■ **Task objective**: Show every line of the records below that contains the word "route".

=== Exercise data ===

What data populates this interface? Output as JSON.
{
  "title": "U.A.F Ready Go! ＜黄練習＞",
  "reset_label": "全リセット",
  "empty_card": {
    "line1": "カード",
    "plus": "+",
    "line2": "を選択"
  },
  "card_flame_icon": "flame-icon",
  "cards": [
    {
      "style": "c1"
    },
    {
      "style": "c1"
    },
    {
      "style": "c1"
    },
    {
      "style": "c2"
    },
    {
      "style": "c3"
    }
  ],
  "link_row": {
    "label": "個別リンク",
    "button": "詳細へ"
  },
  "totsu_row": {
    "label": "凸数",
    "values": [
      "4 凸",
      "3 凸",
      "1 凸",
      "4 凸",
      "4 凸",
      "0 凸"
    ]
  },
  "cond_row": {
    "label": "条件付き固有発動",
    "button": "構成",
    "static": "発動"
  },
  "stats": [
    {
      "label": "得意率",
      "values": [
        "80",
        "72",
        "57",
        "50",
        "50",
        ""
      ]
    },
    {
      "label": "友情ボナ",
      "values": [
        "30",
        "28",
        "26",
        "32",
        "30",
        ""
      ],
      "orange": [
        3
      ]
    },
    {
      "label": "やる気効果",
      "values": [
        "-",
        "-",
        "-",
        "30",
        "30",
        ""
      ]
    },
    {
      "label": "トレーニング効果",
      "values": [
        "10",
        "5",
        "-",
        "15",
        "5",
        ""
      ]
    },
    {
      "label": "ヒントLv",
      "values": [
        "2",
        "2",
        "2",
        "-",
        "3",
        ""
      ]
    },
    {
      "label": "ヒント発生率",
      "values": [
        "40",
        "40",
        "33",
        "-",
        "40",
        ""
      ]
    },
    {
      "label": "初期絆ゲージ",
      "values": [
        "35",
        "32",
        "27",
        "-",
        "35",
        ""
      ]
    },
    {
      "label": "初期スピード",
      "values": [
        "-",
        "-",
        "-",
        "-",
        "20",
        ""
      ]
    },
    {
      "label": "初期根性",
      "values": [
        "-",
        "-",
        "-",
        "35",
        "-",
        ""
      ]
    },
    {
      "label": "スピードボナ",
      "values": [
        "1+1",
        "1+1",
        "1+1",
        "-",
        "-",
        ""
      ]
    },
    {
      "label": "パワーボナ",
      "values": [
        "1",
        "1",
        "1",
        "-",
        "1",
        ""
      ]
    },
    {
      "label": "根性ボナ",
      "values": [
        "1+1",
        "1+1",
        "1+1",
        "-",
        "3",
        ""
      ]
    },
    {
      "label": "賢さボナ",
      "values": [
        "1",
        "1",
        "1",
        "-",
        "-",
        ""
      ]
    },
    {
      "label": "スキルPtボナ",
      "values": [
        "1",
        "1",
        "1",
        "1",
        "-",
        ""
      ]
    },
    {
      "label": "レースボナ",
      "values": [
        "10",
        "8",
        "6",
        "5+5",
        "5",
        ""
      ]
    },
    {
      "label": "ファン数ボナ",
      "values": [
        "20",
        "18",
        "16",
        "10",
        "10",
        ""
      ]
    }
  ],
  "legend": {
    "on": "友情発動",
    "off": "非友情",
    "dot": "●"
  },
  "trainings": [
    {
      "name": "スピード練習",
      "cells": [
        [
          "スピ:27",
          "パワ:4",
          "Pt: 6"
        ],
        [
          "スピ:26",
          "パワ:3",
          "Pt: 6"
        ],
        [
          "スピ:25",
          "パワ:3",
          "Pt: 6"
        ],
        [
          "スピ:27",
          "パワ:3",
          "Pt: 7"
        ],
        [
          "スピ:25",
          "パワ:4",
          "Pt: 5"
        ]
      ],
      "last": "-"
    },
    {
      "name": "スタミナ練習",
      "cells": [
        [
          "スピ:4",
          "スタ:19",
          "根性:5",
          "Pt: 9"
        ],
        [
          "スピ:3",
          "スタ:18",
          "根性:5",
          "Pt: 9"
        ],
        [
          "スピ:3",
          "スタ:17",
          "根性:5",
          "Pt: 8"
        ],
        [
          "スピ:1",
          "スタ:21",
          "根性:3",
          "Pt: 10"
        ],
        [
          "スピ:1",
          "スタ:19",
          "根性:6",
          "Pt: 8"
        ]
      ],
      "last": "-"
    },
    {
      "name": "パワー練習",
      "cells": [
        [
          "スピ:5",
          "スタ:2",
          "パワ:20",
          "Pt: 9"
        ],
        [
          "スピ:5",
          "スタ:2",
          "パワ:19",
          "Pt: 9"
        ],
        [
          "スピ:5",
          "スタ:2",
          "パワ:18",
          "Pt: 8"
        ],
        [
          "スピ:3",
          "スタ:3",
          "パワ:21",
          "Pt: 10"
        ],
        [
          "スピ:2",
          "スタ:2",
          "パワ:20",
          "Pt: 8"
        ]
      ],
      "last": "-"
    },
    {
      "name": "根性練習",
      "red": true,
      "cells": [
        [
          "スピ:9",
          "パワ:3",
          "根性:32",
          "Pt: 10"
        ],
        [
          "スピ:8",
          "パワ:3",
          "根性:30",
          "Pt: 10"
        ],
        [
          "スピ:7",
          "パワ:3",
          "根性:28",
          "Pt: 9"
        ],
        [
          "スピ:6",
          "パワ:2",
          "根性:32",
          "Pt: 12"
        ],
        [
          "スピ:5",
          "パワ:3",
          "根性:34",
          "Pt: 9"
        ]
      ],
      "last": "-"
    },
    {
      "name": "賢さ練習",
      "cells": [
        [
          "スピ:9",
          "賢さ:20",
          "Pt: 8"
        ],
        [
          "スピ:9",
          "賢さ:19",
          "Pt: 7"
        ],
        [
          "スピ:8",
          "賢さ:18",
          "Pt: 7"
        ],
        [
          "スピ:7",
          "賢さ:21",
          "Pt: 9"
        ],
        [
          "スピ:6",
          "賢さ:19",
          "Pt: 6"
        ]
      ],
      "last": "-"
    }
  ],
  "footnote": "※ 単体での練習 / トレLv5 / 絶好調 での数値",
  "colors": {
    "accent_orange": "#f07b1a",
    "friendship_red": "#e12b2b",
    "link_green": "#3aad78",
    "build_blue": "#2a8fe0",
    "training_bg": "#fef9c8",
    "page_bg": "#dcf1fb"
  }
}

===
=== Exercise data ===

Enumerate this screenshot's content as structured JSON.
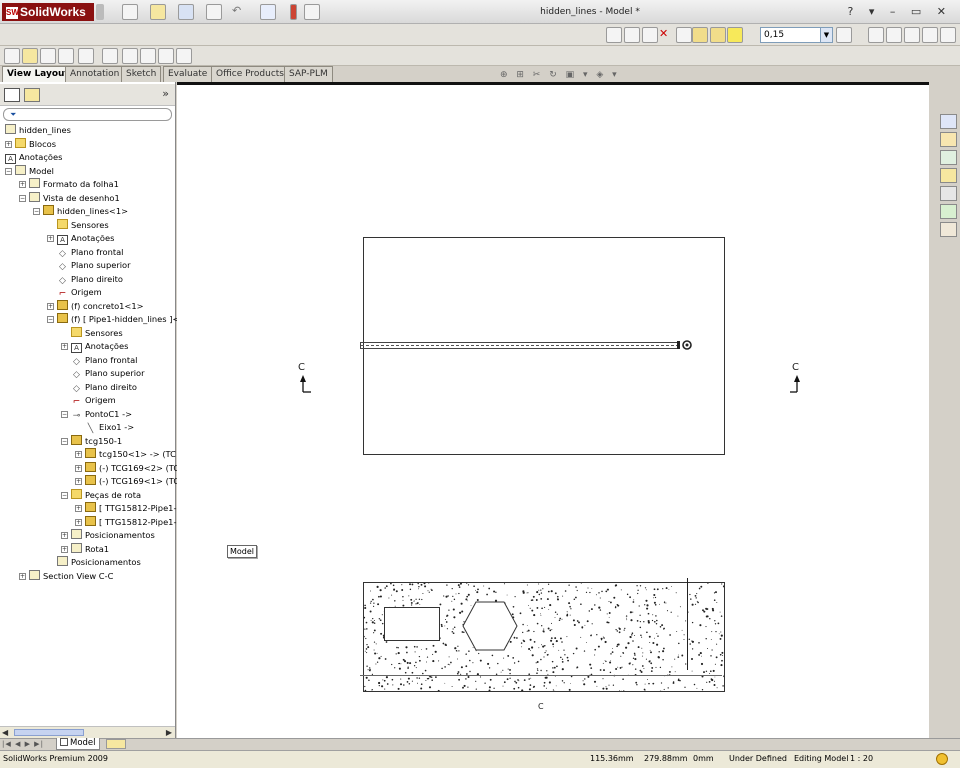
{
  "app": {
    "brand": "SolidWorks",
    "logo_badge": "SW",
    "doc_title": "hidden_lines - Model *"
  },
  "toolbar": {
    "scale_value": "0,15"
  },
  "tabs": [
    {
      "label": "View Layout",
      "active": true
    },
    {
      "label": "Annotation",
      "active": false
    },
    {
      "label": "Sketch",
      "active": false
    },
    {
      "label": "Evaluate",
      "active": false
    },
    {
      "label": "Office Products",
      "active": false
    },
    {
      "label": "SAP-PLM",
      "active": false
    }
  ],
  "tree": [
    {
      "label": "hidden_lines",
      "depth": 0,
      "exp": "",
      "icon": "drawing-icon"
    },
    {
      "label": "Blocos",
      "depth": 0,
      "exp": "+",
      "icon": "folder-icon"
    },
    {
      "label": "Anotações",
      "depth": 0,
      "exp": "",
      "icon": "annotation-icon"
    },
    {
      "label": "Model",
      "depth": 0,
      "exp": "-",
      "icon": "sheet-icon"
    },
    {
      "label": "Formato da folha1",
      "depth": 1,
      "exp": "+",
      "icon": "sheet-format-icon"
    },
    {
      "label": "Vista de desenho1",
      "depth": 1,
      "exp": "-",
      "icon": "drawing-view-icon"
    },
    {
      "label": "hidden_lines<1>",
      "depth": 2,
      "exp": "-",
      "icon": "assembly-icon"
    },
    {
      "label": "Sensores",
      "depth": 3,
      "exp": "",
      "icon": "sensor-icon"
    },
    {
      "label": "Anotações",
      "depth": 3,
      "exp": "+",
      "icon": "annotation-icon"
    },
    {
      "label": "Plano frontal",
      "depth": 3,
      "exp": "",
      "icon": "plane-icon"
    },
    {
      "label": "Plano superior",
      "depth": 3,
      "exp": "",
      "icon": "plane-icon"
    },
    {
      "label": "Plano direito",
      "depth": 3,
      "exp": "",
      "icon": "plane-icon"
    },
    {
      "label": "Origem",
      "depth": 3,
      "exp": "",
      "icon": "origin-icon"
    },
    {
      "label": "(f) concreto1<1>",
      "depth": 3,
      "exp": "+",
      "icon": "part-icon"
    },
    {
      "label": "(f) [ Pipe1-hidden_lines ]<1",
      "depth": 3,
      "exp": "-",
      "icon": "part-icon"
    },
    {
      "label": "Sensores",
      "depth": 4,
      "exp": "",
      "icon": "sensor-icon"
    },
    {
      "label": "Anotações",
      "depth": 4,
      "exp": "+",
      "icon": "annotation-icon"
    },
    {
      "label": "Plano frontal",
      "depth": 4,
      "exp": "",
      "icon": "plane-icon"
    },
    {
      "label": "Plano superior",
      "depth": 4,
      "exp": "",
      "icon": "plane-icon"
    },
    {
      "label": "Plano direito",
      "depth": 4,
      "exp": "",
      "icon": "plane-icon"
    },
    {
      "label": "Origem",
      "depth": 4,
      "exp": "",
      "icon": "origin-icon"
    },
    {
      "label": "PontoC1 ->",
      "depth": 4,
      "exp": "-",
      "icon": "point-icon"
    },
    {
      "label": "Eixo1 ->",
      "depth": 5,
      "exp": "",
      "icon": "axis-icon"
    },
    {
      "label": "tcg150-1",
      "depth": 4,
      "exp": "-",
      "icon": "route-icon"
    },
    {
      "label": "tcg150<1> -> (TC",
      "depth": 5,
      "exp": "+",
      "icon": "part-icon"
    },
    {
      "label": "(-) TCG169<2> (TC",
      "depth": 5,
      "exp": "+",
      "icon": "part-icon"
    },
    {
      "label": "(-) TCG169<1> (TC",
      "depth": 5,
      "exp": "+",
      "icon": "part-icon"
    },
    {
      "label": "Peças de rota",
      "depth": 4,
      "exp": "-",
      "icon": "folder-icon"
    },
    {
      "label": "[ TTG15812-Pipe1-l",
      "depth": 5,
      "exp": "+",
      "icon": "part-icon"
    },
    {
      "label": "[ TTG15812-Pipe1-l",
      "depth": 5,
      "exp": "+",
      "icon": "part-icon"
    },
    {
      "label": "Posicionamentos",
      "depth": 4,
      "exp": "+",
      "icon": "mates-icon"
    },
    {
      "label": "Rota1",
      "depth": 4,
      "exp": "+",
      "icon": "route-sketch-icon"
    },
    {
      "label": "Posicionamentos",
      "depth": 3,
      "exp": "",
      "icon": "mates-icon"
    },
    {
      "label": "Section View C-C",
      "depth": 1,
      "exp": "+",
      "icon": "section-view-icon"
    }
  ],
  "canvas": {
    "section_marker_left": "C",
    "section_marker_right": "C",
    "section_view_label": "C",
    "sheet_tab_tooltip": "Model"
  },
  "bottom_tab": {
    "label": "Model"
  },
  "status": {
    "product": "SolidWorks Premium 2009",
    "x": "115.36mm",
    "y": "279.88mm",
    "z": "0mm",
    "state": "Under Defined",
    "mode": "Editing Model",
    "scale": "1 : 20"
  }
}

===

■ **Solution below**:
      "icon": "route-icon"
      "icon": "route-sketch-icon"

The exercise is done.